A fighter was taught to gather mana from the environment to supplement his attacks, but this took quite some time to learn. Instead, it was better to trick the body into taking in mana like it was starving for it.
Because of this training, Claude’s mana manipulation abilities had developed quite far in the span of months. Training the body to house more mana and training the senses to develop control – This was the way Lau and the Kinkou family trained their practitioners, which created drastic improvements in a short time. Little did their guests know, their training methods were a secret that produced quite powerful warriors. However, certain events had caused them to lose their place in society.
Regardless, nobody had to know that they had decided to train a few foreigners…
Though Lau had seen a great amount of progress in Claude’s development, one thing bothered him.
‘Why did he insist on specific motions?’
No doubt, Claude was able to manipulate mana after two months of training. Yet, he did not actively draw upon it unless he used specific motions. He always ‘cut’ with a knife, ‘smashed’ with a hammer, and ‘jabbed’ with his finger. When asked to cut a boulder with his knife, he couldn’t manifest the proper result.
In principle, injecting mana into an object through the Mana Grain was independent of the tool in one’s hand. Because of that reason, Lau rarely ever used weapons. Why inject mana into a weapon when the purpose was to transfer it into the next object? Direct transfer through one’s bare hands was more efficient. He scoffed at some warriors and their shiny swords that made it more difficult. Those were only needed as a crutch in place of weak mana control.

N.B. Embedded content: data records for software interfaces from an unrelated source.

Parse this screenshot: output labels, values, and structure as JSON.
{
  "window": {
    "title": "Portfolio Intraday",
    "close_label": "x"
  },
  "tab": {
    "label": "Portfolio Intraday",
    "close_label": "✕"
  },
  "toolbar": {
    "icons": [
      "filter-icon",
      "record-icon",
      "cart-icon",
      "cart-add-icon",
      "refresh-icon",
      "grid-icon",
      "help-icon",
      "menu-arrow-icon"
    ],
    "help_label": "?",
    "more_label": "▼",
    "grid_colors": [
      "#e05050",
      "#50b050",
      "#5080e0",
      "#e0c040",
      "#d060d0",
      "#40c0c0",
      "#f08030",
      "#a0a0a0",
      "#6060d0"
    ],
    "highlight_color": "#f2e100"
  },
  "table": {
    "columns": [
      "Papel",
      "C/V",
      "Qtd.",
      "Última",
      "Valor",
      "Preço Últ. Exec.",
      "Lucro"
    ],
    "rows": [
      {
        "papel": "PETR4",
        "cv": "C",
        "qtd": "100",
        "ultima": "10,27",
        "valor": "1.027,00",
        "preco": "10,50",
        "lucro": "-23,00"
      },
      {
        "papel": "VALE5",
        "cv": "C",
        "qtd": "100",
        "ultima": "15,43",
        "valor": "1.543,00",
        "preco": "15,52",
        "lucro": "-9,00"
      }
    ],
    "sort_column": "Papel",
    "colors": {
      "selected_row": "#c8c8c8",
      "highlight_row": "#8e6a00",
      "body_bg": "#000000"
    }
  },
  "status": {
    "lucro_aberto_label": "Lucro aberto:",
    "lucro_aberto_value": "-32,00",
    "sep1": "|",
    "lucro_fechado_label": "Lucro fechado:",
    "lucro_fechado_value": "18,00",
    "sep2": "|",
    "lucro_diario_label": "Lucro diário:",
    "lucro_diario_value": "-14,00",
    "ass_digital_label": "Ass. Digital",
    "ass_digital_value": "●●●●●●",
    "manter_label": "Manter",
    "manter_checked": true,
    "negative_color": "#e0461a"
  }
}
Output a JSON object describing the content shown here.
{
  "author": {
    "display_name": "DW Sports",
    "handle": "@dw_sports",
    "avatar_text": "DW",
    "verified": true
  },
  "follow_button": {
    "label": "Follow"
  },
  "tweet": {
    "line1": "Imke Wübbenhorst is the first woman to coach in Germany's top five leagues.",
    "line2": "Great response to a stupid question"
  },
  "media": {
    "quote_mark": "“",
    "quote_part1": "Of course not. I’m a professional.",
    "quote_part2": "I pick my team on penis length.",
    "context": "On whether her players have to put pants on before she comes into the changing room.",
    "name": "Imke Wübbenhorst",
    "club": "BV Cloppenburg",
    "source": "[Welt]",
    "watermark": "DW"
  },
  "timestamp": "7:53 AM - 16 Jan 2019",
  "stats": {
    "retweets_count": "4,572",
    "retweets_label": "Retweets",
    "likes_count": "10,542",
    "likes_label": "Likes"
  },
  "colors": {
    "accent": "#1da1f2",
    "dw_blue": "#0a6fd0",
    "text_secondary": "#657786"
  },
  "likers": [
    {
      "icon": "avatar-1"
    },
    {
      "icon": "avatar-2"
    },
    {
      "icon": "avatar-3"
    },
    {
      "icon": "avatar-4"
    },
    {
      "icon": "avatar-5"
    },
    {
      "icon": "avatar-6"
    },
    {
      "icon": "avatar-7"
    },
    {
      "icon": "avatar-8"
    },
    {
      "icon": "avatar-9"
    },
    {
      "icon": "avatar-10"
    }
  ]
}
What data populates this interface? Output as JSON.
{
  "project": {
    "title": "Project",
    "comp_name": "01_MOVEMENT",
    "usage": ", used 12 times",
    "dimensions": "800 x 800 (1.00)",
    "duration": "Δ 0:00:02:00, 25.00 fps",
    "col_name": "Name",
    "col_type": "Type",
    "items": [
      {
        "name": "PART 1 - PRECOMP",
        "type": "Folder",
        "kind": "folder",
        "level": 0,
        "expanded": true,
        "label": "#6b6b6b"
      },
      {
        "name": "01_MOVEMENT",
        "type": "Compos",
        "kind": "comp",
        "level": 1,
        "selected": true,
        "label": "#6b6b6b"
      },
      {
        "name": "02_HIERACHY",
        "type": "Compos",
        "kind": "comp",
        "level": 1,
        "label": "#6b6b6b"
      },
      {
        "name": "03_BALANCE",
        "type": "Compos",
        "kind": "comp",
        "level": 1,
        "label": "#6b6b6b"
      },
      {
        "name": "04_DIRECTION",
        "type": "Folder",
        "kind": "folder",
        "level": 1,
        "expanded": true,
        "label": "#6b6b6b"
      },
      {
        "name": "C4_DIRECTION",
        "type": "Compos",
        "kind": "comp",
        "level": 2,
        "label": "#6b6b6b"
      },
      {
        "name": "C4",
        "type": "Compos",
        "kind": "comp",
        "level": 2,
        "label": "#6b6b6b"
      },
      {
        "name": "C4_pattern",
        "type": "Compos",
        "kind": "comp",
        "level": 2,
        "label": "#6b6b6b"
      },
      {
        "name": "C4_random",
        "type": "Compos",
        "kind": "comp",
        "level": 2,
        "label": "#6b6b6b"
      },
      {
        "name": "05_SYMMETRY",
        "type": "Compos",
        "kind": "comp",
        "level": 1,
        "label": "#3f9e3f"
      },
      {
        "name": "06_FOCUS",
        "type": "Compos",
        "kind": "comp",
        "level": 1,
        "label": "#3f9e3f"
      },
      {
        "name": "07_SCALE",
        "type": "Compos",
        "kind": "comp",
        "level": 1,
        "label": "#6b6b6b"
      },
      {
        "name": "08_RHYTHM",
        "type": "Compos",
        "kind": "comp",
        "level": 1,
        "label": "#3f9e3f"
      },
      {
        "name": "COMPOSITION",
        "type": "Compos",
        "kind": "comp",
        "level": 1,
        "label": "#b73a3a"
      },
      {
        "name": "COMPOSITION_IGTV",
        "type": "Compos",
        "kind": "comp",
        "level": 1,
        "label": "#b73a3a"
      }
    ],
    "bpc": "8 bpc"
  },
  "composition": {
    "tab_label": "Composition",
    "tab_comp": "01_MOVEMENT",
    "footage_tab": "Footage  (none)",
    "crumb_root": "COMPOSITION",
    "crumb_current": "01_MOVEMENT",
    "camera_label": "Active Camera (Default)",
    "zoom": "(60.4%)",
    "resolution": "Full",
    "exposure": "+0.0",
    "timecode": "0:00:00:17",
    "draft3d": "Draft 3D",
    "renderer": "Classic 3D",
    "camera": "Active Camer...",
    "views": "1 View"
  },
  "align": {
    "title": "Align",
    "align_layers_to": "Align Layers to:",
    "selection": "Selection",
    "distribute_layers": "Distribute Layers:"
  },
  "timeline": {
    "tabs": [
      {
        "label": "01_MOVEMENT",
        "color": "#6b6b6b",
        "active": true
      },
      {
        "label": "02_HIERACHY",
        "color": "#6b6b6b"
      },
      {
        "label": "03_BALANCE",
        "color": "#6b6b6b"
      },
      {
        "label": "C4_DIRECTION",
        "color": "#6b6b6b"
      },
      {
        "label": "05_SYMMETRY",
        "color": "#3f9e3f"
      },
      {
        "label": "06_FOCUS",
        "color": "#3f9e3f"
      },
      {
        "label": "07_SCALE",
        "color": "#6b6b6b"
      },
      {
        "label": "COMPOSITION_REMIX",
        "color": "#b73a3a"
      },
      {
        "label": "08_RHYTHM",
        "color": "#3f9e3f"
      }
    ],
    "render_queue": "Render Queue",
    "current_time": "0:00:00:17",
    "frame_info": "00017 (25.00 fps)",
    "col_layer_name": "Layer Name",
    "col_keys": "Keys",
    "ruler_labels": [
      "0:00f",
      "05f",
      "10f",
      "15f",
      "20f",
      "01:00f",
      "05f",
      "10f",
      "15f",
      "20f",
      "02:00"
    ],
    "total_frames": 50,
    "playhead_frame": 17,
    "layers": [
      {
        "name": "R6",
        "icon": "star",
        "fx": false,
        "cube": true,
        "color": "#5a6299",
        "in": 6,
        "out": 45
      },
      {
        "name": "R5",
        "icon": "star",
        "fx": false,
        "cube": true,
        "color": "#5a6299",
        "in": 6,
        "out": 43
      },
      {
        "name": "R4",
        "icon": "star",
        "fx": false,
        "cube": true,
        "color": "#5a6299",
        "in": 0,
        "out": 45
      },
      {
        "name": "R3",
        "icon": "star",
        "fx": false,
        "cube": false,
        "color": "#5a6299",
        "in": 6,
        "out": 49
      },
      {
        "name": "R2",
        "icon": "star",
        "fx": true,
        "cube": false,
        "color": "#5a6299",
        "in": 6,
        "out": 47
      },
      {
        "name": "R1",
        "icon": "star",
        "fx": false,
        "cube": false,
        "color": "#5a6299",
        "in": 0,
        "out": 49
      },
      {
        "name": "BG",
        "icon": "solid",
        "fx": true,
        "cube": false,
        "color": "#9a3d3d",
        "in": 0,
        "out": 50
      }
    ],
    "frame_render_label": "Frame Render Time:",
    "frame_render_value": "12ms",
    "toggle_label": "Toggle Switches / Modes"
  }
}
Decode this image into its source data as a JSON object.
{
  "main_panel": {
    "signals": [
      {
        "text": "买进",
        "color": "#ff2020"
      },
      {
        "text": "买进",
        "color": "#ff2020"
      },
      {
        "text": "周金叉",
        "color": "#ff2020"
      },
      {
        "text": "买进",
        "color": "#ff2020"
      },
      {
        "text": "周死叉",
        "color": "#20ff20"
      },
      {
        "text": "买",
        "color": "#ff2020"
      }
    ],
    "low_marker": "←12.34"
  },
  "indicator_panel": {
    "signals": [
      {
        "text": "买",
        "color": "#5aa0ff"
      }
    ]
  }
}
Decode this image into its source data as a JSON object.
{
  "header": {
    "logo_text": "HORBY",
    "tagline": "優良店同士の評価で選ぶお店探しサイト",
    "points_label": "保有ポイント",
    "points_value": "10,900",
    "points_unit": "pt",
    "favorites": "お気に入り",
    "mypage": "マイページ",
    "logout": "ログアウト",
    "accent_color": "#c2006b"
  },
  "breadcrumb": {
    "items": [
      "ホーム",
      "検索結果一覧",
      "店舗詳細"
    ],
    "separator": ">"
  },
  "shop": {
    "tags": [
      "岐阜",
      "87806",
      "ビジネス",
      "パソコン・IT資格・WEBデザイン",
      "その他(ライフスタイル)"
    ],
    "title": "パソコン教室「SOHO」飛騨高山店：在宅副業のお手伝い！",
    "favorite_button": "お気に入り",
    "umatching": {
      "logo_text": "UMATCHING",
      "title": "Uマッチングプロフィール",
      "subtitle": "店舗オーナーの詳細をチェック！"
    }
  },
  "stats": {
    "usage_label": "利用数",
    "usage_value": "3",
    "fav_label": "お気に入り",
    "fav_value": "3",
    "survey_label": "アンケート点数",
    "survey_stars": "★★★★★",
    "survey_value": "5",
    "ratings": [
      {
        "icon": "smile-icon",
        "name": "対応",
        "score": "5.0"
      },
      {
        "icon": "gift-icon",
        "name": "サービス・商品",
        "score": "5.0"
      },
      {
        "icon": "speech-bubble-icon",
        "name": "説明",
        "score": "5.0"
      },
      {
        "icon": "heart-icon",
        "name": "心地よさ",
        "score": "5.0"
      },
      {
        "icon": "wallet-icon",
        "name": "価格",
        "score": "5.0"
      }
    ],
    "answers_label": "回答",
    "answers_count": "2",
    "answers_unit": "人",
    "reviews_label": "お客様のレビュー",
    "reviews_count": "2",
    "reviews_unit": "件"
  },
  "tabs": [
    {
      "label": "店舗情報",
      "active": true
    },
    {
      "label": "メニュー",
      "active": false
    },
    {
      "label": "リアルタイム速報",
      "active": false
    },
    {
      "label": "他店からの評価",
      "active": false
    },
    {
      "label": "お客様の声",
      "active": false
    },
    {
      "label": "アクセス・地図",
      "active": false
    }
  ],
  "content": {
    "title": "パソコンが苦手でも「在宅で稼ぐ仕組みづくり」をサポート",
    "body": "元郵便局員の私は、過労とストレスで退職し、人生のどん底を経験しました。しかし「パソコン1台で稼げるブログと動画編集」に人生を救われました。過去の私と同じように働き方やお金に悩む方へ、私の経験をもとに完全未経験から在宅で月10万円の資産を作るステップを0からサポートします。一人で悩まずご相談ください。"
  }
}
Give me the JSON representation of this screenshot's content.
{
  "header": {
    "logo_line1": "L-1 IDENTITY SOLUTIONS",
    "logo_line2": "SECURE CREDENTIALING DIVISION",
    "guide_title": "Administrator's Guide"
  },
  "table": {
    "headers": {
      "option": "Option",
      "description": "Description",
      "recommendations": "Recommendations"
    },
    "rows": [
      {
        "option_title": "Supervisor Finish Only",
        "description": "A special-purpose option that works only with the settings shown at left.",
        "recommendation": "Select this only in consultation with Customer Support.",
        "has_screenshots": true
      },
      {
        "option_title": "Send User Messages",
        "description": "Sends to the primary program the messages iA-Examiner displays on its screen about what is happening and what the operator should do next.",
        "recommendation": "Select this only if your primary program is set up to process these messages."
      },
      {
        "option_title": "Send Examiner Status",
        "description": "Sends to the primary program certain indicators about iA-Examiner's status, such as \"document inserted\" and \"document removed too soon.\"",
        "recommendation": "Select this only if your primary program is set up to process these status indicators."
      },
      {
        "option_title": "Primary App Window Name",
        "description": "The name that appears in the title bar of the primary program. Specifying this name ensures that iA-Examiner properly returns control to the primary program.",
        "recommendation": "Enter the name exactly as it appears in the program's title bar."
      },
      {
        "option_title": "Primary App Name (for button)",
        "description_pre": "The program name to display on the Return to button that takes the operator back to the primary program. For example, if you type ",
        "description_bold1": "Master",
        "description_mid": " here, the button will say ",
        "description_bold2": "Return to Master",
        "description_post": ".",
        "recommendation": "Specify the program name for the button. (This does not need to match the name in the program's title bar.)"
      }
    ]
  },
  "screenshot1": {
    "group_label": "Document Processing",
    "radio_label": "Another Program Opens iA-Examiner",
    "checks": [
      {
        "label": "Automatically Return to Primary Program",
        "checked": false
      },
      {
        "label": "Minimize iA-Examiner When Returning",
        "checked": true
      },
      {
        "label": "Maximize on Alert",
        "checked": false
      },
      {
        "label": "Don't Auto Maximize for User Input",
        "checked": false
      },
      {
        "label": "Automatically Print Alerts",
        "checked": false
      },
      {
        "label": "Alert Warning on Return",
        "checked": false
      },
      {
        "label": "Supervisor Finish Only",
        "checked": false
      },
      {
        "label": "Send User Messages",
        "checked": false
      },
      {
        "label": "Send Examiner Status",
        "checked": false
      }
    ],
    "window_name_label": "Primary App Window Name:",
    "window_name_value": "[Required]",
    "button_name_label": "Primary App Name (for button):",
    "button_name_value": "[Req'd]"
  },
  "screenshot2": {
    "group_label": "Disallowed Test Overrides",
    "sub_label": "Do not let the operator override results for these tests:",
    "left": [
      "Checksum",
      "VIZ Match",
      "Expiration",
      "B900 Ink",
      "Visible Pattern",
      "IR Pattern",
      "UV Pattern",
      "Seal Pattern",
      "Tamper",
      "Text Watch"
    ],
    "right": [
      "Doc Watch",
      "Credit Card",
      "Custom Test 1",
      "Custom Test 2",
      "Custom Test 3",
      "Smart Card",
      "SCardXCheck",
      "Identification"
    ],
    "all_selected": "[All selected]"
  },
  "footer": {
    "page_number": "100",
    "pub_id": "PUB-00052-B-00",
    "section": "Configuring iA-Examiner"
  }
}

However, Lau had developed his abilities under this mindset, which was vastly different from the chef’s background. Had Claude simply fallen into a trap of his own making?
Lau wondered as he watched the young man bound through the obstacle course, finally confident of his own capability. Though he had complained about his own lack of talent, it took him less time to overcome it than most people. He was even able to consciously form mana into a specific shape, the last requirement needed to complete the course. Lau had also gained his skills much faster than others, and from what he heard, so had the young girl named Ludmila.
Perhaps, Electi were given the ability to learn quickly for a reason. It seemed to be the case for all examples that he had heard of.
As Claude finished the course flawlessly, Lau felt like it was finally time for the next step. In order for him to succeed, he would have to make a leap of faith and discard his previous misconceptions.
Only then, would he be able to control the flame that was slowly growing within him, within all Electi that were summoned to this world.